But it lost $1.3 million in 2009, and in 2010 it lost even more — $1.8 million — despite national attention it attracted by playing host to the U.S. Amateur.
The county was forced to lend the course $2.5 million to cover the 2010 loss, plus expenses associated with making course improvements for the U.S. Amateur.
But in 2013, buoyed by the growing U.S. Open buzz, Chambers Bay began paying off. It generated a profit of $382,000 that year and recorded the highest number of rounds played (38,980) in its six-year history.
In 2014, the course recorded a $435,000 profit. Total revenue rose 15 percent to $6.9 million. That included more than $1 million in Chambers Bay merchandise.
That’s just the beginning. Estimates of overall economic impact from major sports events are often inflated, but the public relations benefits from a successful tournament would be undeniable.
Reg Jones, senior director of the U.S. Open, estimates the economic impact to the area will be about $148 million.
For Ladenburg, that’s good news, and it’s also personally satisfying.
One of the former County Council members — he wouldn’t say which one — recently approached him and apologized. Ladenburg said.
“He said, ‘I was wrong,’ ” Ladenburg said.
Ladenburg said the former councilman apologized not only for his error in judgment but also for his mean-spirited attitude during the debate.
Meanwhile, with hotels full, restaurants booked and the likes of Tiger Woods and Phil Mickelson jetting in, Pierce County’s current county executive, Pat McCarthy is looking to the future.

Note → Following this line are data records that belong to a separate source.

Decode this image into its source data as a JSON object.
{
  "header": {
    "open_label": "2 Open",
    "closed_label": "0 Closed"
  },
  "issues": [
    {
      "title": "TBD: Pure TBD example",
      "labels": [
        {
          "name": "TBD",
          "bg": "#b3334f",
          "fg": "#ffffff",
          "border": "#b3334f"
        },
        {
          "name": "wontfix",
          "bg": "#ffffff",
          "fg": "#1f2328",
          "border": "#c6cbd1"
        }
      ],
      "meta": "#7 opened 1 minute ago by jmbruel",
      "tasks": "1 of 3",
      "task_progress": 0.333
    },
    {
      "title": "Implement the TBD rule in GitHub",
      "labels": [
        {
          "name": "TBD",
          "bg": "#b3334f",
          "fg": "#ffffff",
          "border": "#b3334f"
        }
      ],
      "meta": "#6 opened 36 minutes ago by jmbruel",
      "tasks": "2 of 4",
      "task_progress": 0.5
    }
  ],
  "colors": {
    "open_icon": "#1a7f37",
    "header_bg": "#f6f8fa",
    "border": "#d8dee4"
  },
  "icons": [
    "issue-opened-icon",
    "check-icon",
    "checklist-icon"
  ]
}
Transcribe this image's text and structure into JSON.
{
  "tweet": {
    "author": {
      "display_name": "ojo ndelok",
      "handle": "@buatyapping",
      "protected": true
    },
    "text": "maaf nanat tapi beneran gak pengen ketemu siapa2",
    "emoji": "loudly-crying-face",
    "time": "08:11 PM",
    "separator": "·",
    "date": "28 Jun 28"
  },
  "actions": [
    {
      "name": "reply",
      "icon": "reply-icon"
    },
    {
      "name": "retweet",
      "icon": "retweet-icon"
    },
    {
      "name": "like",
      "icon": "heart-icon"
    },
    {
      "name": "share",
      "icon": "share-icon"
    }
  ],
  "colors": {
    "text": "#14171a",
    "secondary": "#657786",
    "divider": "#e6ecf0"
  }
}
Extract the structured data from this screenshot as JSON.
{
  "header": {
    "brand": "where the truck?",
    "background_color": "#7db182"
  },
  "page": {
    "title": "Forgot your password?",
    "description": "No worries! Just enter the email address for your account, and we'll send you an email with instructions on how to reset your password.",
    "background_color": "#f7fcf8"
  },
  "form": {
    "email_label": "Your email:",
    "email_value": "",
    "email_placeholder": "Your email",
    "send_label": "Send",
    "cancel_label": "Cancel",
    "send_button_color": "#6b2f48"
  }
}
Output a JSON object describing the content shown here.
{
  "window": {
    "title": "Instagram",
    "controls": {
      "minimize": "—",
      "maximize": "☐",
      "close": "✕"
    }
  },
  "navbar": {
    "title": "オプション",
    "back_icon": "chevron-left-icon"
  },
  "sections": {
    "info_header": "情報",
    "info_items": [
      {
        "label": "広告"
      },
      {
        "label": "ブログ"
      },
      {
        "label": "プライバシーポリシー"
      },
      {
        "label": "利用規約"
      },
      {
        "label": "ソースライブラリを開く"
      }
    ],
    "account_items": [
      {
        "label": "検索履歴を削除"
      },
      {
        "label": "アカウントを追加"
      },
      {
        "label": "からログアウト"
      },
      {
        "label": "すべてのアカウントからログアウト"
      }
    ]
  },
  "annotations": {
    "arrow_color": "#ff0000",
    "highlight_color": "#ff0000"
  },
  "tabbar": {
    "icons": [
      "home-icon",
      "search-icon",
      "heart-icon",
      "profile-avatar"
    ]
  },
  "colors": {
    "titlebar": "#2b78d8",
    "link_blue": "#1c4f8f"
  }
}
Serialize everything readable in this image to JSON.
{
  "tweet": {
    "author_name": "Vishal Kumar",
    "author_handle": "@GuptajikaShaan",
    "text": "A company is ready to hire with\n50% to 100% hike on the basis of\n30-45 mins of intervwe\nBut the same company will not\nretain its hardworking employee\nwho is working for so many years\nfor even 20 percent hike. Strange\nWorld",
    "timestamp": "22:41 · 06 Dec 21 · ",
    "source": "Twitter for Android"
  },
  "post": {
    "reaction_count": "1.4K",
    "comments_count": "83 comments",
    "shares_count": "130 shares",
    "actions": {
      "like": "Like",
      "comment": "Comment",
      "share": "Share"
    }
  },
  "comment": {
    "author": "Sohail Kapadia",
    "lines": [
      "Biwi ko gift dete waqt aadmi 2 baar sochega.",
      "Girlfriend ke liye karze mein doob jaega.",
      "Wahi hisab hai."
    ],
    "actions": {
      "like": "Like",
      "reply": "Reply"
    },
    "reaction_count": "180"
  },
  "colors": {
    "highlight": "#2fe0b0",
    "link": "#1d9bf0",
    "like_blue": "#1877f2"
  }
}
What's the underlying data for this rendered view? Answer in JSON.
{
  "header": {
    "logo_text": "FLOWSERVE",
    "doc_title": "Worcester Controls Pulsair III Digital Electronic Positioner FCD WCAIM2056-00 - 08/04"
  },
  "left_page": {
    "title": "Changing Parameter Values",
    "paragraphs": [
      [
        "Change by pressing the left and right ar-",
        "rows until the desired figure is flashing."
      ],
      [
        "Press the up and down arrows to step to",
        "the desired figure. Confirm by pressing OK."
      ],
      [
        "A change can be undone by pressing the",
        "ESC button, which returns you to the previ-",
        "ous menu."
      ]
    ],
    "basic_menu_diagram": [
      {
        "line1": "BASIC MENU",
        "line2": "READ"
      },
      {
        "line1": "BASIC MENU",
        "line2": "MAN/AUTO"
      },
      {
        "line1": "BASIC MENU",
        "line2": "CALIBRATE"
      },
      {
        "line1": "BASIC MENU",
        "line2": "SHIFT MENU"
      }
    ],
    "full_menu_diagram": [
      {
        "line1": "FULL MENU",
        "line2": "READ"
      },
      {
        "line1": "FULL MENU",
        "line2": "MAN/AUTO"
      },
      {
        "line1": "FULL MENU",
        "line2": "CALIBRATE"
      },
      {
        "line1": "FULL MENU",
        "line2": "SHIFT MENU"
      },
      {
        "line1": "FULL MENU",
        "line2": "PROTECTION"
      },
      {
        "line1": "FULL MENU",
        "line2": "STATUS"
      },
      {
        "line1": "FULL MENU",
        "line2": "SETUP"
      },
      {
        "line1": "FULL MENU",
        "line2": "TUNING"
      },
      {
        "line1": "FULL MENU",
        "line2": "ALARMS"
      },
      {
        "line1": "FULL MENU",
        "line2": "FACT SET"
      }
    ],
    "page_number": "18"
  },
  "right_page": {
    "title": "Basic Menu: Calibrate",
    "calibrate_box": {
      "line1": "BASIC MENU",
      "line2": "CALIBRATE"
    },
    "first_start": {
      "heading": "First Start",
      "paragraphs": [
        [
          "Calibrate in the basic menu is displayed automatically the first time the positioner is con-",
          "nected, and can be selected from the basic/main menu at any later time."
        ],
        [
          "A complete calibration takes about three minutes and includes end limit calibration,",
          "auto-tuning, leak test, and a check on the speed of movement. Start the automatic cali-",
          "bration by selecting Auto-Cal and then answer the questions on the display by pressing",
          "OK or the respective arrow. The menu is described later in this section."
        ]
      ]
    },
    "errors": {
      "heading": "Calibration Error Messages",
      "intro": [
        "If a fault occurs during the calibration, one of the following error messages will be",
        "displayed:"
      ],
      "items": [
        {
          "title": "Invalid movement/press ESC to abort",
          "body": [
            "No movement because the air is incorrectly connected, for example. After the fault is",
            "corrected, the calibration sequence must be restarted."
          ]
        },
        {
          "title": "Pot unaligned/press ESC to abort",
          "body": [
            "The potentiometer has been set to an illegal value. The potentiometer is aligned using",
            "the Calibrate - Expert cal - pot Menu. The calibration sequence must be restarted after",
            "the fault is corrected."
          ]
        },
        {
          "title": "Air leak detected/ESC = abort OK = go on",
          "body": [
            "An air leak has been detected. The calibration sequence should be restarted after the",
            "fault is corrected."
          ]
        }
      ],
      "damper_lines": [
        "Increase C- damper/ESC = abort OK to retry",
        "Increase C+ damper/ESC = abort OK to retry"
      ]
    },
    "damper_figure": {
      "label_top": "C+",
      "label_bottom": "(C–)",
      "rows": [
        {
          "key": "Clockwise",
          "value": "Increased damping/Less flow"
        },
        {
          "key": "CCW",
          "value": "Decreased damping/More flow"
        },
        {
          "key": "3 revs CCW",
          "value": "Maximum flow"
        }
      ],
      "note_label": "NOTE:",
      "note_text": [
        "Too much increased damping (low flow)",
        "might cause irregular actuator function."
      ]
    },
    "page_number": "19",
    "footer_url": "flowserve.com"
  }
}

She’s eager to get repeat performances. She said she wants Chambers Bay on the USGA’s regular U.S. Open tournament cycle.
Her goal: “We want this to be the gift that keeps on giving.”